In today’s climate, we are all well aware of the importance of sustainability. And, that we must be careful with the planet’s limited resources. But it seems there is an elephant in the room – or, perhaps, 15 million Scottish salmon.

It’s fair to say that Scotland already has enough to contend with where the climate crisis is concerned. Over the last three decades, temperatures in Scotland have risen by 0.5⁰C on average, winters have become five percent wetter, and sea levels across the coast have grown by up to three centimeters every decade. 

Commercial fish farming of species such as salmon can have heavily detrimental effects on the environment. For example, waste from fish feed and feces can pollute the water around intensive fish farms. And disease can be widespread, leading to increased chemical and pesticide use, further contaminating the area and impacting local marine life. These factors are likely to only worsen if we continue our “business as usual” approach as a society. Can Scotland really afford this current salmon catastrophe?

A cruel industry

This is all without even considering the welfare implications of these dire mortality rates on salmon farms. With up to 77 million fish farmed every year in Scotland – and millions more dying before they even make it to the slaughterhouse – this is mass death on a grand scale. 

The facts have been laid bare for all to see. Yet the Scottish Government continues to allow millions of salmon to suffer and needlessly die. 

Salmon on ice for sale at fish market.
David Ibinson / Alamy Stock Photo Salmon farms nearly 80 million fish every year

By confining Atlantic salmon in tight or unnatural spaces, not only are these animals susceptible to various diseases and lice breakouts, they are also unable to carry out many of their natural behaviors. These territorial animals – who would naturally swim hundreds in miles in the wild – also suffer psychological consequences, becoming stressed and developing aggressive tendencies toward one another. 

This melting pot of issues plays a key role in the ever-increasing mortality rates on salmon farms. Swift action must be taken.

Recognition of fish sentience

I have hope. 

In 2022, the Scottish Government made inspections at fish slaughterhouses in Scotland mandatory for the first time ever, following a first-time exposé of the slaughter of Scottish salmon by Animal Equality.

Months later, the Animal Welfare (Sentience) Act 2022 completed its final passage through Parliament by receiving Royal Assent.
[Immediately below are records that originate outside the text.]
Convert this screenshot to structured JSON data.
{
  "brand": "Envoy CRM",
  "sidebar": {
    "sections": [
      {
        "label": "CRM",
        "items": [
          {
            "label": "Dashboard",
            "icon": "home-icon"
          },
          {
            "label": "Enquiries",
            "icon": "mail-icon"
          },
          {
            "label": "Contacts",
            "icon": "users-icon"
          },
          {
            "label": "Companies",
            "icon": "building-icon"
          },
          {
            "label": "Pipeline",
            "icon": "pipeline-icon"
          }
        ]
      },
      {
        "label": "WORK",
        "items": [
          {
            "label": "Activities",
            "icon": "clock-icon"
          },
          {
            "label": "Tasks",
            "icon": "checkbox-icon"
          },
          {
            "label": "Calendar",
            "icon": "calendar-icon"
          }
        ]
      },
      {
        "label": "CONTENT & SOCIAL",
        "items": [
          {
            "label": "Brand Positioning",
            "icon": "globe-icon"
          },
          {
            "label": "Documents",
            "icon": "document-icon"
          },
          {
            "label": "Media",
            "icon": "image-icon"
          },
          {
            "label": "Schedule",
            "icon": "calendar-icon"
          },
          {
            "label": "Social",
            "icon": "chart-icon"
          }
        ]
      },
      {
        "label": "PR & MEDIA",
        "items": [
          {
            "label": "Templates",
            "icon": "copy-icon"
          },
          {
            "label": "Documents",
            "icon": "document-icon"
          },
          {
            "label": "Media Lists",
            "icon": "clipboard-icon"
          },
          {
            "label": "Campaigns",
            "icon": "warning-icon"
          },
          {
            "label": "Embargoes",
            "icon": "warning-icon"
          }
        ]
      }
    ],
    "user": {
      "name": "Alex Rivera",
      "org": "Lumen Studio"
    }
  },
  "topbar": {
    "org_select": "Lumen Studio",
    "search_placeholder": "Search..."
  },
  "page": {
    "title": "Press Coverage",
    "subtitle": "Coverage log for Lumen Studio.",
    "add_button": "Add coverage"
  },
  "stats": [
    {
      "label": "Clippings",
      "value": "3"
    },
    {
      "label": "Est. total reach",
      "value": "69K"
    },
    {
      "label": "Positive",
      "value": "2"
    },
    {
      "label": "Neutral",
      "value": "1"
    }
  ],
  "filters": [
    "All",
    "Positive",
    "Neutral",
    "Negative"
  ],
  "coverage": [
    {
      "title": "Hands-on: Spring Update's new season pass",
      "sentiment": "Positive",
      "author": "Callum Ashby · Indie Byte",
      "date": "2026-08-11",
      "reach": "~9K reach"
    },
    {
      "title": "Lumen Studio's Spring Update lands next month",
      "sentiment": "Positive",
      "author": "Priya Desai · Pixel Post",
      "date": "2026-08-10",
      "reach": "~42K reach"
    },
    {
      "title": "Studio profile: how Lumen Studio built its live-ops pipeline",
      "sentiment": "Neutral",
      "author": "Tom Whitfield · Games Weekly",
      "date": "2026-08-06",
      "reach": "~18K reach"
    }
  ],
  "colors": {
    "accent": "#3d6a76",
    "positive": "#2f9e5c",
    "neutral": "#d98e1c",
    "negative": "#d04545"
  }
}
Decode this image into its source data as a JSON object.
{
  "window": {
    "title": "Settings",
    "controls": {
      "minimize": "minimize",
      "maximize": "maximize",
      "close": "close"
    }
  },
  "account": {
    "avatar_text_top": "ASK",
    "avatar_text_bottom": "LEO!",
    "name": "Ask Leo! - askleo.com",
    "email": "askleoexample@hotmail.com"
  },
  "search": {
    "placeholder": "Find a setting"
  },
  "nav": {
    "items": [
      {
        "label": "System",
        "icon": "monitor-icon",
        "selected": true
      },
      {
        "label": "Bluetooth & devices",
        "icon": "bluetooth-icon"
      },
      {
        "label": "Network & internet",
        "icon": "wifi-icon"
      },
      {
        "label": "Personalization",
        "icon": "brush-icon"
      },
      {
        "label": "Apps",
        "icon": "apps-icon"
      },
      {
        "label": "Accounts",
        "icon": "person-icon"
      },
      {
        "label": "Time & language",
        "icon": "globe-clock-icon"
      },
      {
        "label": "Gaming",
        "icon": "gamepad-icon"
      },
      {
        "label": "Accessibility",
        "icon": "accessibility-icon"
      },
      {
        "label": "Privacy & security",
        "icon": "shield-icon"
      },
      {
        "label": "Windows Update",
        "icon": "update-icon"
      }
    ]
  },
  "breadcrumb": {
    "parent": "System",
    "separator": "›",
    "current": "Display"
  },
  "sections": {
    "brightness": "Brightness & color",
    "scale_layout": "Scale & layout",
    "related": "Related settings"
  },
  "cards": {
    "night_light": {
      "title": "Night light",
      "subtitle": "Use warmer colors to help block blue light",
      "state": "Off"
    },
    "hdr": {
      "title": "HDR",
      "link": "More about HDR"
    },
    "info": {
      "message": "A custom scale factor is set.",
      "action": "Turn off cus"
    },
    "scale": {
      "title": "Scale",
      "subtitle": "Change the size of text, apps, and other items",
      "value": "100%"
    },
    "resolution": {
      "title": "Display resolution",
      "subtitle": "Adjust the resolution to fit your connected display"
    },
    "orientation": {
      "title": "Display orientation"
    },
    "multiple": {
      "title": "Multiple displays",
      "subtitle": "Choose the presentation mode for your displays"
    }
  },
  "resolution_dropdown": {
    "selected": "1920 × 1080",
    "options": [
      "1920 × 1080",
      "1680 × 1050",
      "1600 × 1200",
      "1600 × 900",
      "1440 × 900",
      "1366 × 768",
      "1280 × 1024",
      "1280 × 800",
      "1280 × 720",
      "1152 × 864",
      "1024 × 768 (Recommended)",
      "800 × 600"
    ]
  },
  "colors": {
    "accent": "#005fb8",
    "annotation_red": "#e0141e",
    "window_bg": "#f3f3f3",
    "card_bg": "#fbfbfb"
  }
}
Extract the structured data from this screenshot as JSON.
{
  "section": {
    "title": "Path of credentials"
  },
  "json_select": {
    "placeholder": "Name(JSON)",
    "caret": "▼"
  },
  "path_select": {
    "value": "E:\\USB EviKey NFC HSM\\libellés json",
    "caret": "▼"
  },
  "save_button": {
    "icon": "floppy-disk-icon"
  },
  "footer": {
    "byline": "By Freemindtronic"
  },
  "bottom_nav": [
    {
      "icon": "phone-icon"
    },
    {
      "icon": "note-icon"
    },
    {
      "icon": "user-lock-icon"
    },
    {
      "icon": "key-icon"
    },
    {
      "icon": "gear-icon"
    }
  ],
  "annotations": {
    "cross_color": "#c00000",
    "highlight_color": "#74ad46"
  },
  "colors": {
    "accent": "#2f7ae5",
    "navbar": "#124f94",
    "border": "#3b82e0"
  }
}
The Act covers Scotland, as well as England, Wales, and Northern Ireland, and has been celebrated widely. It includes fish, as well as decapod crustaceans (such as crabs, lobsters, and prawns) and cephalopod molluscs (such as octopus and squid), firmly recognizing that these animals have the ability to feel pain and can suffer, much the same as other animals in all the ways that really matter.

It is hopeful that these steps forward will lead to real change for farmed fish. It’s clear: salmon mortality rates must be curbed, for the sake of the animals and environment alike.

So can the Scottish Government logically ignore what is right in front of their eyes? Cross-party politicians are joining together to declare absolutely not. And they are now urging the Scottish Government to take immediate action to address these issues.

The Scottish Government has listened and acted in the past. But the state of the environment and animal welfare very much depends on if it will now.

It’s not too late now, but it might well be soon.




Source: Plantbasednews.org